“I’d say they’re smoking really high-quality drugs and they should think about that,” said Dr. Forrest.

After returning to the helm in May after former CEO Elizabeth Gaines stepped down as director, Dr. Forrest that he was in no rush to install a new iron ore boss.

“I’ve come back because we’re going through this phenomenal transition period,” he said.

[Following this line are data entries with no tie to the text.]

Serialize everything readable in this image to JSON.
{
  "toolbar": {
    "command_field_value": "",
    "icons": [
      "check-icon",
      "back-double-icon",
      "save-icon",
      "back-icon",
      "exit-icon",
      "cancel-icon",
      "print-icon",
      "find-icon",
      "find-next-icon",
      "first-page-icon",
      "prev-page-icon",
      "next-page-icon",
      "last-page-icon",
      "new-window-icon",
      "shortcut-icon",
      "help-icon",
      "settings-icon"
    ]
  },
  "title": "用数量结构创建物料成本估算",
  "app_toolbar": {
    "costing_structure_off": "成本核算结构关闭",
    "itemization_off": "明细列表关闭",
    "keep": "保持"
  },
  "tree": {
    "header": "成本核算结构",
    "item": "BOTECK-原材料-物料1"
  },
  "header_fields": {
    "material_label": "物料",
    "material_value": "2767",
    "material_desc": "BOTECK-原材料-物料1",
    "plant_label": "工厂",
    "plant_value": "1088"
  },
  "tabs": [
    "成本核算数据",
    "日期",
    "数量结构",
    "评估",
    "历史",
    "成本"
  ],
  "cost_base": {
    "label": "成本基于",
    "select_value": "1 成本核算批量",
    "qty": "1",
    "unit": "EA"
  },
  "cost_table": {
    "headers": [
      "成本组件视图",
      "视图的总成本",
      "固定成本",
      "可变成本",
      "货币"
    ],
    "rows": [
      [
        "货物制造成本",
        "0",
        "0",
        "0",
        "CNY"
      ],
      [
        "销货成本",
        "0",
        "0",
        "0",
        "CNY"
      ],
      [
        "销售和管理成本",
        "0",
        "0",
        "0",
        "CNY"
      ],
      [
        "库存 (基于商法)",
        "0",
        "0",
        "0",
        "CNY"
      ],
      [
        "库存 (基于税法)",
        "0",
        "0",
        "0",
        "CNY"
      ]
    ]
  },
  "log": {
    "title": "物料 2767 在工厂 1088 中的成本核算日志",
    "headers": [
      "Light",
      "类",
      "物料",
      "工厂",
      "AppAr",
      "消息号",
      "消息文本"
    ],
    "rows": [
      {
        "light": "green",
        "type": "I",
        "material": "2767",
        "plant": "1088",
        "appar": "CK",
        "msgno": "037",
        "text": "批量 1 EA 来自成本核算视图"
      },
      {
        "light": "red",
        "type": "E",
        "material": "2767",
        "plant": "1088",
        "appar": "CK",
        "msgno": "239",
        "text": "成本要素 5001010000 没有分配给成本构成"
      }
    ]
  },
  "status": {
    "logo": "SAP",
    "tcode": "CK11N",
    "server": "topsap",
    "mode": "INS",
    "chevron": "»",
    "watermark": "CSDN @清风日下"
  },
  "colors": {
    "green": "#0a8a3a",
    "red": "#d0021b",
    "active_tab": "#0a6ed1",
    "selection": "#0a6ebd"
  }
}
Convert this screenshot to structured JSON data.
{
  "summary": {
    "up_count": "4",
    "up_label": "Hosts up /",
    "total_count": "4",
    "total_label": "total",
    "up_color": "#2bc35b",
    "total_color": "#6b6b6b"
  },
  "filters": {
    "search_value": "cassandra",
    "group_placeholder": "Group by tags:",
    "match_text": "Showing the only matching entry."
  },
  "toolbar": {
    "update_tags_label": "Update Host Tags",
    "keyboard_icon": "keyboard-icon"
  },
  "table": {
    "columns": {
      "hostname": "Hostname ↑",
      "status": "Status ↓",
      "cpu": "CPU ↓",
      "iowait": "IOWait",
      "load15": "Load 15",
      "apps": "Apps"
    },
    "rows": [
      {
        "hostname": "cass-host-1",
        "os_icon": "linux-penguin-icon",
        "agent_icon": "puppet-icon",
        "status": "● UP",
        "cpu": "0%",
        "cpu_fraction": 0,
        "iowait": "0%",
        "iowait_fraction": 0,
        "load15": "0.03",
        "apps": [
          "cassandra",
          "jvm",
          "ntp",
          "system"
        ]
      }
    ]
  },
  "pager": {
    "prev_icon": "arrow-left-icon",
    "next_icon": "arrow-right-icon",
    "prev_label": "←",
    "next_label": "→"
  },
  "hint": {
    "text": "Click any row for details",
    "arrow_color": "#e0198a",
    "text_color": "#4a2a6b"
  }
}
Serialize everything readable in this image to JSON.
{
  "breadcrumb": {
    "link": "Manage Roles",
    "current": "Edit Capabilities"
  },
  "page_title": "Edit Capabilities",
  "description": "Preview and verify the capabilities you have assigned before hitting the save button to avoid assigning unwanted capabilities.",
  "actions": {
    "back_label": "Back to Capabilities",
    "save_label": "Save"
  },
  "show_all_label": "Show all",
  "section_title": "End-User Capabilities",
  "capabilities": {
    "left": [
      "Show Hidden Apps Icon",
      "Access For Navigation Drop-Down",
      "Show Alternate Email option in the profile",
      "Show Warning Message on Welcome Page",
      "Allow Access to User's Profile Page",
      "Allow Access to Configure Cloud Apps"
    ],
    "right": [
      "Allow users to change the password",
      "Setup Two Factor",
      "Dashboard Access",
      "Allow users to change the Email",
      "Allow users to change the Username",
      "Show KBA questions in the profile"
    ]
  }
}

“We’ve got some really great people there…I can say we’re in no rush, but I’m really happy with the quality of the candidacy.”